The research was conducted by scientists at the Department of Surgery and Cancer, the Department of Computer Science and of Bioengineering at Imperial College London, the Laboratory of Computational Physiology at Harvard–MIT Division of Health Sciences & Technology MIT, the Beth Israel Deaconess Medical Center in Boston, MA, the Department of eICU Research and Development, Philips Healthcare, Baltimore, MD, Department of Pharmacy Practice and Science, University of Maryland, School of Pharmacy, Baltimore, MD, Medical Research Council London Institute of Medical Sciences and the Behaviour Analytics Lab, Data Science Institute, London, UK.
"We demonstrate that the value of the AI Clinician’s selected treatment is on average reliably higher than human clinicians. In a large validation cohort independent of the training data, mortality was lowest in patients for whom clinicians’ actual doses matched the AI decisions. Our model provides individualized and clinically interpretable treatment decisions for sepsis that could improve patient outcomes."
"Sepsis is the third leading cause of death worldwide and the main cause of mortality in hospitals but the best treatment strategy remains uncertain. In particular, evidence suggests that current practices in the administration of intravenous fluids and vasopressors are suboptimal and likely induce harm in a proportion of patients."

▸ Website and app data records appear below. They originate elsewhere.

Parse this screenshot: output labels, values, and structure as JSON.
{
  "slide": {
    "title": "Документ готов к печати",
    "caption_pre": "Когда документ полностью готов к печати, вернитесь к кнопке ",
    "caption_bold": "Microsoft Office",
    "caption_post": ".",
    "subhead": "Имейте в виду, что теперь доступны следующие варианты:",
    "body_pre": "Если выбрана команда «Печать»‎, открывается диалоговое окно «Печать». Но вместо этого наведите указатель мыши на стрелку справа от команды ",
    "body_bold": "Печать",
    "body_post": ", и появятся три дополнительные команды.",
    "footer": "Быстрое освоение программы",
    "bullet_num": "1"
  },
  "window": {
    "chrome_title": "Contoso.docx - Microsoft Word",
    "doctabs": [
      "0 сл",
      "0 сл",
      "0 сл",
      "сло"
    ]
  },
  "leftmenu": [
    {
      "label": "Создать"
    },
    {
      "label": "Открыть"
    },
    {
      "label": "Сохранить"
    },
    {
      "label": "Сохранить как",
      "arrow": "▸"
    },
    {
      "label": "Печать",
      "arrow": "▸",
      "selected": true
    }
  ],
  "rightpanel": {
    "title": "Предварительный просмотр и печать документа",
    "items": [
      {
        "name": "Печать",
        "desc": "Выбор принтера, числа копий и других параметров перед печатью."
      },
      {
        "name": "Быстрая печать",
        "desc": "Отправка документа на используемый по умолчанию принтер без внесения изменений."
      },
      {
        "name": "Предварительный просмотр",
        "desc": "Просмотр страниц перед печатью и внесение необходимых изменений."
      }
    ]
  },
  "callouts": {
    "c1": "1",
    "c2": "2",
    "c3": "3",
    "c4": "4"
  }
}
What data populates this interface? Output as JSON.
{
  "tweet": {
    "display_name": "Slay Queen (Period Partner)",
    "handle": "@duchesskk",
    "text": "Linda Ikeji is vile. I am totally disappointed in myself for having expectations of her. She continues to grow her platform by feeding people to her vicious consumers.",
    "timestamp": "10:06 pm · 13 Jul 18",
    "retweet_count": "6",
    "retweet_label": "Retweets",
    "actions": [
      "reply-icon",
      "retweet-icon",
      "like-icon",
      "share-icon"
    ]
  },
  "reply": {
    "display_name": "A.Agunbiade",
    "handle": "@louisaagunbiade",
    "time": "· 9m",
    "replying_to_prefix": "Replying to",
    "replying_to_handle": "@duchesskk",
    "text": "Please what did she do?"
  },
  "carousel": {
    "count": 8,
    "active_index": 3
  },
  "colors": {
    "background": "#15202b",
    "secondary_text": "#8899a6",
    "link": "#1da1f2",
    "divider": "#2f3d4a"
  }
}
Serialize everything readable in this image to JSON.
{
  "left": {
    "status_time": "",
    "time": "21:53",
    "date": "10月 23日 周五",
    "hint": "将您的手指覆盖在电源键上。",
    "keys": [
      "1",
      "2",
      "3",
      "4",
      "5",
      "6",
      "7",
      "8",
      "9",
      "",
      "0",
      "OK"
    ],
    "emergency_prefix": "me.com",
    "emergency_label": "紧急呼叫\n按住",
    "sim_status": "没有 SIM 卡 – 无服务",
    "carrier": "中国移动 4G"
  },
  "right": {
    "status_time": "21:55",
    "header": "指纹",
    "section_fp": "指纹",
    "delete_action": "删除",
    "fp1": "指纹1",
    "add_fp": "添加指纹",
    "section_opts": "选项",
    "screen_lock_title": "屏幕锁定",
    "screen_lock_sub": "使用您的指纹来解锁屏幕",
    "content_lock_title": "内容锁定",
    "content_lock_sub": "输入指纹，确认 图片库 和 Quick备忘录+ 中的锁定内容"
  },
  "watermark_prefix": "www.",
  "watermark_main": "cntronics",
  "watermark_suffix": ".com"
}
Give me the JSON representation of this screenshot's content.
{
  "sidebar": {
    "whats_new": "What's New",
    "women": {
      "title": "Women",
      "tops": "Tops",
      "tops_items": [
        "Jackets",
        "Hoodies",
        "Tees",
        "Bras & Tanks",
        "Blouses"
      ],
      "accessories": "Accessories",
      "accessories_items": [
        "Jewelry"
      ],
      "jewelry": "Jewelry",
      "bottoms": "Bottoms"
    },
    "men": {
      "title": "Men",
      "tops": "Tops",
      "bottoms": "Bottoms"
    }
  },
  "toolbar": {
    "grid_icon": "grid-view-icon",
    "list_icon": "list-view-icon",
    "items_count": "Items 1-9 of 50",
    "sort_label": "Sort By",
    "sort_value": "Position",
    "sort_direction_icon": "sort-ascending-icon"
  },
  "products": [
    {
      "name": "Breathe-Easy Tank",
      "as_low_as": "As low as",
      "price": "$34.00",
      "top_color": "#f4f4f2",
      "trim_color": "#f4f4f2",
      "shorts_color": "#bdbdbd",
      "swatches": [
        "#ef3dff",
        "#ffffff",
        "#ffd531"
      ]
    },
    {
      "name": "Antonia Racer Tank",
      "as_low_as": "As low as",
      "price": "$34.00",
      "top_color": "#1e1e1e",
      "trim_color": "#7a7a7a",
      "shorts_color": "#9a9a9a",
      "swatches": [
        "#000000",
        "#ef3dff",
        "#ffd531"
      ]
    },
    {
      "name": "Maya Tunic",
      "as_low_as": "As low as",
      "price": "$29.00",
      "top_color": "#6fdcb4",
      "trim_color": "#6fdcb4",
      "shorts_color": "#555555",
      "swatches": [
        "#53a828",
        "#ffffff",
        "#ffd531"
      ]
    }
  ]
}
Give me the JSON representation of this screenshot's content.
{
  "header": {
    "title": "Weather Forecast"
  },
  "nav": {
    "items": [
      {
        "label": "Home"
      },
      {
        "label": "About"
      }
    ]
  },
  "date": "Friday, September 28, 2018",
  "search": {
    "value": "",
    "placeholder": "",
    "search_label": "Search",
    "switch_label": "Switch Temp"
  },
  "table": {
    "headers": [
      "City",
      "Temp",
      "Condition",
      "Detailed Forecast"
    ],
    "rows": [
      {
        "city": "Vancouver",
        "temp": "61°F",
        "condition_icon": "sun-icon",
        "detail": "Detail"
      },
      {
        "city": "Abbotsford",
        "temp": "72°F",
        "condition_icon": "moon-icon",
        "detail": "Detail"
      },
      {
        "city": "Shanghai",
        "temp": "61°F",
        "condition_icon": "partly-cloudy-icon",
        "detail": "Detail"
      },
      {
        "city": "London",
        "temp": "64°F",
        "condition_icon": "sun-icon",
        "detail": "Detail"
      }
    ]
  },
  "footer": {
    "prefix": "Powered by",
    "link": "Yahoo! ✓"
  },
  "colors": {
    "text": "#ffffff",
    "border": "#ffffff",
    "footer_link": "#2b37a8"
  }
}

"MIMIC-III is openly available. Access to the eRI data is restricted to the Philips eICU Research Institute. The eICU Collaborative Research Database contains a sample of over 200,000 patient stays from the eRI database that is freely available. The databases were queried in pgAdmin 4 v 1.3, and computations were implemented in Matlab R2017a (MathWorks, Inc.). Access to the computer code used in this research is available by request to the corresponding authors"